Are The Shining Conspiracy Theories Actually True?

In the ether known as cinematic history, there are some legendary stories that won't die. Be it a Munchkin hanging themselves in The Wizard Of Oz, Ronald Reagan being the original choice for the lead in Casablanca, or the ghost of a suicide victim making its way into Three Men And A Baby - stories like these some how grab onto a piece of our subconscious. It doesn't matter if they're truth or fiction, what matters is that once they take a hold, they never let go. If there were ever a monarch of films that sprout odd conspiracy theories, The Shining would definitely be a front runner. The shameful thing about it is, those theories are absolutely false.

At least, that's what executive producer Jan Harlan said in an interview with The Hollywood Reporter, as he was on hand at a 35th anniversary screening of Stanley Kubrick's horror classic in St. Alban's. With a film as prolific and historic as The Shining, there's obviously a lot of stories that have been told around many a cocktail hour where the film has been mentioned. One such story is the suggestion that Kubrick's work on The Shining was a cover up for a hidden message. Harlan himself has heard as many theories as we film buffs have on what that message was, and he's got his own piece to speak about just what the film ends up being. If you treasure the theories you've heard for years, then don't venture below.

People tried to think that the film should have made sense. But it didn’t. It’s a ghost film, end of story. It’s completely mysterious. When at the end you see Jack Nicholson in the photograph in 1923, you can’t ask 'How come?', because nobody can possibly have an answer. Kubrick always said, 'Never try to explain something that you don’t understand yourself.'

Surprise! The Shining, according to one of the men who helped make it, is nothing more than an effective horror story. While it's no surprise that Stanley Kubrick has been sneaky in the past with his films, it's certainly not a shock that The Shining is nothing more than a face value thriller that manages to do its job with expert precision. However, with the theories that have floated around for years in popular lore, you can't help but listen to the "true purpose" that some thing The Shining served. Everything from an "apology" for allegedly faking the 1969 moon landing, to a treatise on the mistreatment of Native Americans, and even CIA mind control have cropped up in many a deep dive into the symbology of The Shining.

So why does The Shining continue to inspire such spirited back stories with the audiences it continues to entertain 35 years later? Well, as Stanley Kubrick had pointed out and Jan Harlan reminded us, the events of the Overlook Hotel are inexplicable in such a way that the only explanation is that there is no explanation. Logic cannot pierce the veil of Delbert Grady and his pals, and the more we try to seek a logical outcome, the scarier it is when we realize we'll never know. In the case of The Shining, not knowing the ending is half of the fun. Unless you're Stephen King, in which case it probably pissed you off even more.

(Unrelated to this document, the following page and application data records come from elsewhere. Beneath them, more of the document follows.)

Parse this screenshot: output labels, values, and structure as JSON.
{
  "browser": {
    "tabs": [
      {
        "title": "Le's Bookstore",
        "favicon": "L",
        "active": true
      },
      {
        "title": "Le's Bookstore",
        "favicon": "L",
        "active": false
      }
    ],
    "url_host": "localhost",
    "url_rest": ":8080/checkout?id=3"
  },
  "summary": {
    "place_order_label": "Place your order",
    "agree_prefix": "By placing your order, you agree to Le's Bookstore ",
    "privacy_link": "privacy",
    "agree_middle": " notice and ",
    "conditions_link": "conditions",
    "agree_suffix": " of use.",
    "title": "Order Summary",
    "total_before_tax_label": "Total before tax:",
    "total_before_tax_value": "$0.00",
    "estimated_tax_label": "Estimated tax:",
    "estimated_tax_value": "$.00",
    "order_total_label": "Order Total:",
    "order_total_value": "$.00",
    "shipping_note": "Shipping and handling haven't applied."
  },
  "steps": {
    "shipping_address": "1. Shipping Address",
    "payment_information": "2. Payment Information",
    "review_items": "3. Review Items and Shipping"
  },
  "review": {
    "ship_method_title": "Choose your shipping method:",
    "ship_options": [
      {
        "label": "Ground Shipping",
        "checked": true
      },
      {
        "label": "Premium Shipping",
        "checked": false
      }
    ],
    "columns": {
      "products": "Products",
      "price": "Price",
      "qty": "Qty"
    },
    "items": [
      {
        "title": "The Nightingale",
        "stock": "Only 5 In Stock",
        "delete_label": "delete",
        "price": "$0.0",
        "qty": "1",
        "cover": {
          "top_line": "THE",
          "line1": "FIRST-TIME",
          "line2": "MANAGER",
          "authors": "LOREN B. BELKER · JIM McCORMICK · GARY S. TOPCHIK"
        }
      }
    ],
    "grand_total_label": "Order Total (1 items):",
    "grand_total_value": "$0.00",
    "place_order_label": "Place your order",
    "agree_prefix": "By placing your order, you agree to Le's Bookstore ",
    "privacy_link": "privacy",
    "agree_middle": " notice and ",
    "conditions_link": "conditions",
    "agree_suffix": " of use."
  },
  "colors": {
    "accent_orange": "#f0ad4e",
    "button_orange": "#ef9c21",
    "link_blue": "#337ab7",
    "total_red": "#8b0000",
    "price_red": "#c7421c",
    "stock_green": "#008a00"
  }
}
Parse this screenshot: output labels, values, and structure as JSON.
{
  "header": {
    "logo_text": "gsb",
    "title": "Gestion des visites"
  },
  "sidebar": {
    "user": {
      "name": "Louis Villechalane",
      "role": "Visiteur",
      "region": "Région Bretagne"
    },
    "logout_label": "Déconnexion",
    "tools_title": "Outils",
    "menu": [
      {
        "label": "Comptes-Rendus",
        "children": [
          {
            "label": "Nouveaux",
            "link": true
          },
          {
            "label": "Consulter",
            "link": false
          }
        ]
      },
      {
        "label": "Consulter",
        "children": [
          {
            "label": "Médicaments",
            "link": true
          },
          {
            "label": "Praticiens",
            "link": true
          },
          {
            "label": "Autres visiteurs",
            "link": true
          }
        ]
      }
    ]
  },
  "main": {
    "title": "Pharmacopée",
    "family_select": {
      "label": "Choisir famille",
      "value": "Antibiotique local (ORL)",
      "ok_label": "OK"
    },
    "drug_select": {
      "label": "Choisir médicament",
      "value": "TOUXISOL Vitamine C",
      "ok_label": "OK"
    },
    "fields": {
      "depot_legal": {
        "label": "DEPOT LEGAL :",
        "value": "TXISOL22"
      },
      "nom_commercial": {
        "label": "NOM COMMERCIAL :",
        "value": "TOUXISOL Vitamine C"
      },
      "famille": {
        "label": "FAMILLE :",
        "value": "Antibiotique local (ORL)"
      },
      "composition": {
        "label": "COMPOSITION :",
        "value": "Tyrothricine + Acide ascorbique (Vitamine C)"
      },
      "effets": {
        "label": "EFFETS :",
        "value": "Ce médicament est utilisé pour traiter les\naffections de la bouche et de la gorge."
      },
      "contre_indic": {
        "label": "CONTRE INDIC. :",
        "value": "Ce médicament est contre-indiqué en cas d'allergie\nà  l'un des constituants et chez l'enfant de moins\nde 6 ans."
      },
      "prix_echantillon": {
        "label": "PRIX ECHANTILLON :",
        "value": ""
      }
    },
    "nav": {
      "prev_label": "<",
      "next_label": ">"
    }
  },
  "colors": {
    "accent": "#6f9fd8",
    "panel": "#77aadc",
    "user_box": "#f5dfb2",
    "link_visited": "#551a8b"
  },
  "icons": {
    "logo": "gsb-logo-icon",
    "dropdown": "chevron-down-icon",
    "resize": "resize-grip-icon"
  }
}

The Shining is available on Blu Ray and DVD, as well as in your nightmares after that Nightmare On Elm Street marathon you have planned. Though if you're interested in feeding your conspiratorial hunger, you should check out Room 237 - a documentary that explores the many theories we've mentioned above.

Mike Reyes
Senior Movies Contributor

Mike Reyes is the Senior Movie Contributor at CinemaBlend, though that title’s more of a guideline really. Passionate about entertainment since grade school, the movies have always held a special place in his life, which explains his current occupation. Mike graduated from Drew University with a Bachelor’s Degree in Political Science, but swore off of running for public office a long time ago. Mike's expertise ranges from James Bond to everything Alita, making for a brilliantly eclectic resume. He fights for the user.